Coherent Raman Imaging

Nonlinear coherent Raman spectroscopy has long been the gold standard for the nonintrusive determination of molecular temperature and speciation during chemical reactions. The coherent, laser-like, signal beam allows for the remote probing of even optically hostile environments, while blue-shifted signal of anti-Stokes Raman enables separation from the optical interference of fluorescence. However, because the third-order nonlinear optical approach has traditionally required not only the phase-matching of three input beams, but also very high laser intensities, the approach has been limited to the detection of a single point in space.

Figure 1

At the CRF, we have developed a new two-beam “imperfect” phase-matching approach that has enabled the extension of coherent Raman spectroscopy to both 1D and 2D imaging within a single laser pulse. In the figure below, we demonstrate the simultaneous acquisition of over 15,000 spatially correlated CARS spectra across a plane of space within a single laser pulse by combining this approach with a hyperspectral imaging spectrometer, also developed in our labs. This capability for imaging the state-specific population of molecules across space is now being used in spatially, temporally, and chemically resolved studies of combustion, plasma chemistry, and catalytic reactions.

Figure 1 Showing both (a) 2D-CARS single-shot spectra recorded in pure N2. In the top row, a mask has been imaged within the probe laser beam to the interrogation plane and is mapped onto each rotational state of the N2 pure-rotational spectrum. On the bottom row, the mask has been removed; and (b) A higher dispersion spectrometer was assembled. The top row shows the 2D-CARS spectrum of pure N2 while the bottom spectrum is taken in air. Over 15,000 spatially correlated CARS spectra are thus acquired across a planar spatial field within a single pulse of the laser system.

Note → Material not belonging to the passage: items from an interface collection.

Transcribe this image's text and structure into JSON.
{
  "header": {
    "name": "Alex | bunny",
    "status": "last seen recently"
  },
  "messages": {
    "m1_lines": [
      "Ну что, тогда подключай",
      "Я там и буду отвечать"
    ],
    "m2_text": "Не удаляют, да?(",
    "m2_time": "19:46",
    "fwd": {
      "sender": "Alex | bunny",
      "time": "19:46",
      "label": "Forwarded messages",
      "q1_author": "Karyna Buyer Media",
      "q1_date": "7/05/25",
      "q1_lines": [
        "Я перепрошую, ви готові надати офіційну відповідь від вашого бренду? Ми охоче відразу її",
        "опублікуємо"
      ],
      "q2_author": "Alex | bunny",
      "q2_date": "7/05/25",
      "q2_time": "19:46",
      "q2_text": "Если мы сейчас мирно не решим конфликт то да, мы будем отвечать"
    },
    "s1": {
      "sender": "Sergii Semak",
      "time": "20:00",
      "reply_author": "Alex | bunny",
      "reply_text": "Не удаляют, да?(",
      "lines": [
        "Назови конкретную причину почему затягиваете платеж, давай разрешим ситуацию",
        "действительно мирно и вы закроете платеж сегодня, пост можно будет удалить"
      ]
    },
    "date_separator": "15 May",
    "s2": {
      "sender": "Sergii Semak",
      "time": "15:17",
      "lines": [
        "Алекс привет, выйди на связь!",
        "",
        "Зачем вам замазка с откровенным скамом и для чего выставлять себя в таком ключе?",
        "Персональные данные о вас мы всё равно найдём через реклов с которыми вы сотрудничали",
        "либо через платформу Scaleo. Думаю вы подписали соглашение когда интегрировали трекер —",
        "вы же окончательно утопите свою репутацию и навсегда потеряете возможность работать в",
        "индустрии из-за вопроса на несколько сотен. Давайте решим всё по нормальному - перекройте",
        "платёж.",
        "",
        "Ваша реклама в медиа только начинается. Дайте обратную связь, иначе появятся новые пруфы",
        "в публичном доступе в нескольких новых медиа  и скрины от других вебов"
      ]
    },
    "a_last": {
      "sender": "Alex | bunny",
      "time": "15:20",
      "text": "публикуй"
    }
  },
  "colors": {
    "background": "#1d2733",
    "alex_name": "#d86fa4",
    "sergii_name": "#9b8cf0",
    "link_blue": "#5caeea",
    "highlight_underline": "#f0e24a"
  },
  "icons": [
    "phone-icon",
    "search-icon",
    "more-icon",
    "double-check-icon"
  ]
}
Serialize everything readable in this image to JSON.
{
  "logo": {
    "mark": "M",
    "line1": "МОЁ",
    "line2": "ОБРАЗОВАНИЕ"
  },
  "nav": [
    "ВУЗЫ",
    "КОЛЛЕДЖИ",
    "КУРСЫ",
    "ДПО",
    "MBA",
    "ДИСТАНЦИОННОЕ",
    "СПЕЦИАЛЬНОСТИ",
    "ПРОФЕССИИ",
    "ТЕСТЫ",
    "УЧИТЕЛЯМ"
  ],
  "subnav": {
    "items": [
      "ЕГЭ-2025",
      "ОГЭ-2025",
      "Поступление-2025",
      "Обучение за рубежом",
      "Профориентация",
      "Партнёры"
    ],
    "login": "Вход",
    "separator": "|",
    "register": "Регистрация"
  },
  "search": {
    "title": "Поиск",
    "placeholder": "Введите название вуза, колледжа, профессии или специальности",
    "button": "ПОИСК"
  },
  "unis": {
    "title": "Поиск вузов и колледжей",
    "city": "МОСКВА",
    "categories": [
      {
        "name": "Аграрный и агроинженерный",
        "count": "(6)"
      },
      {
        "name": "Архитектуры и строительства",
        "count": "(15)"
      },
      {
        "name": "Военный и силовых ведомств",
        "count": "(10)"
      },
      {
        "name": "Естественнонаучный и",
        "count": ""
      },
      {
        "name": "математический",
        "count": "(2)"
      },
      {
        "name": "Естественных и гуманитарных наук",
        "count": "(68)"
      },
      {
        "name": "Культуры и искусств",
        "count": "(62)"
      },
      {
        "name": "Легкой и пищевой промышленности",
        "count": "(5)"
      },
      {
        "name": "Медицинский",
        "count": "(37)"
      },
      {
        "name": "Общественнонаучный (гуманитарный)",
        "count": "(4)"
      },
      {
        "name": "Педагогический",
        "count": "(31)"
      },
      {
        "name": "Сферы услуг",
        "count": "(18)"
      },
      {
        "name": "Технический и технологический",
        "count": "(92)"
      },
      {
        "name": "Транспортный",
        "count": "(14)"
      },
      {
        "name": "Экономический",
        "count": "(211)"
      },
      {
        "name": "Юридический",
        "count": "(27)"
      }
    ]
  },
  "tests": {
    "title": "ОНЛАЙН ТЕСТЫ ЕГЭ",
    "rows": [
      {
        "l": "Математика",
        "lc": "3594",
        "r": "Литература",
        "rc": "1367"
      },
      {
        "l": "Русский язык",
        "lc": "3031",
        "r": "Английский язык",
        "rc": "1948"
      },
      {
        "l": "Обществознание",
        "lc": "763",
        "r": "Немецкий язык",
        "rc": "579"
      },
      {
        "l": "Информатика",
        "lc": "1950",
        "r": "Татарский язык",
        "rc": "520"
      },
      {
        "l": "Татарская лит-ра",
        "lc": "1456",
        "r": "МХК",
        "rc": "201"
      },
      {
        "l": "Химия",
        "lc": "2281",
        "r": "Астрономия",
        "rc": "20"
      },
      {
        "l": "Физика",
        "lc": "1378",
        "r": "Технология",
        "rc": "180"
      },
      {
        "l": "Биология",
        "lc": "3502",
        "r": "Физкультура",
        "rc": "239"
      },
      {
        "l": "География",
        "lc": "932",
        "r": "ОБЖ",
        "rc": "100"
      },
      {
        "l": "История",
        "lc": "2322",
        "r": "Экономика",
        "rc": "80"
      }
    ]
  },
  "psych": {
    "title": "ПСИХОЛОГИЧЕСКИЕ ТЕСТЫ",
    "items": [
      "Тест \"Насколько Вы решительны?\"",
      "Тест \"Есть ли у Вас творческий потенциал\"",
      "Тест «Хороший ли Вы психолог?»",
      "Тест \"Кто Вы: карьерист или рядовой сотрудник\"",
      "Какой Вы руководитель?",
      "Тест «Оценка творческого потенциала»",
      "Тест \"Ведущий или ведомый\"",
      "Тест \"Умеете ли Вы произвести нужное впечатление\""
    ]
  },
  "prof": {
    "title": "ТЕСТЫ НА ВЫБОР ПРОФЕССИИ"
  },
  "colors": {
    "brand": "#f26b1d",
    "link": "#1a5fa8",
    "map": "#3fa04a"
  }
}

Key Contributions

  • Invention of the 2D-CARS chemical imaging approach
  • Extension of this approach to ultrabroadband pulses has enabled multiplex detection of many species

Partner: Prof. Alexis Bohlin, TU Delft

PI: Christopher J. Kliewer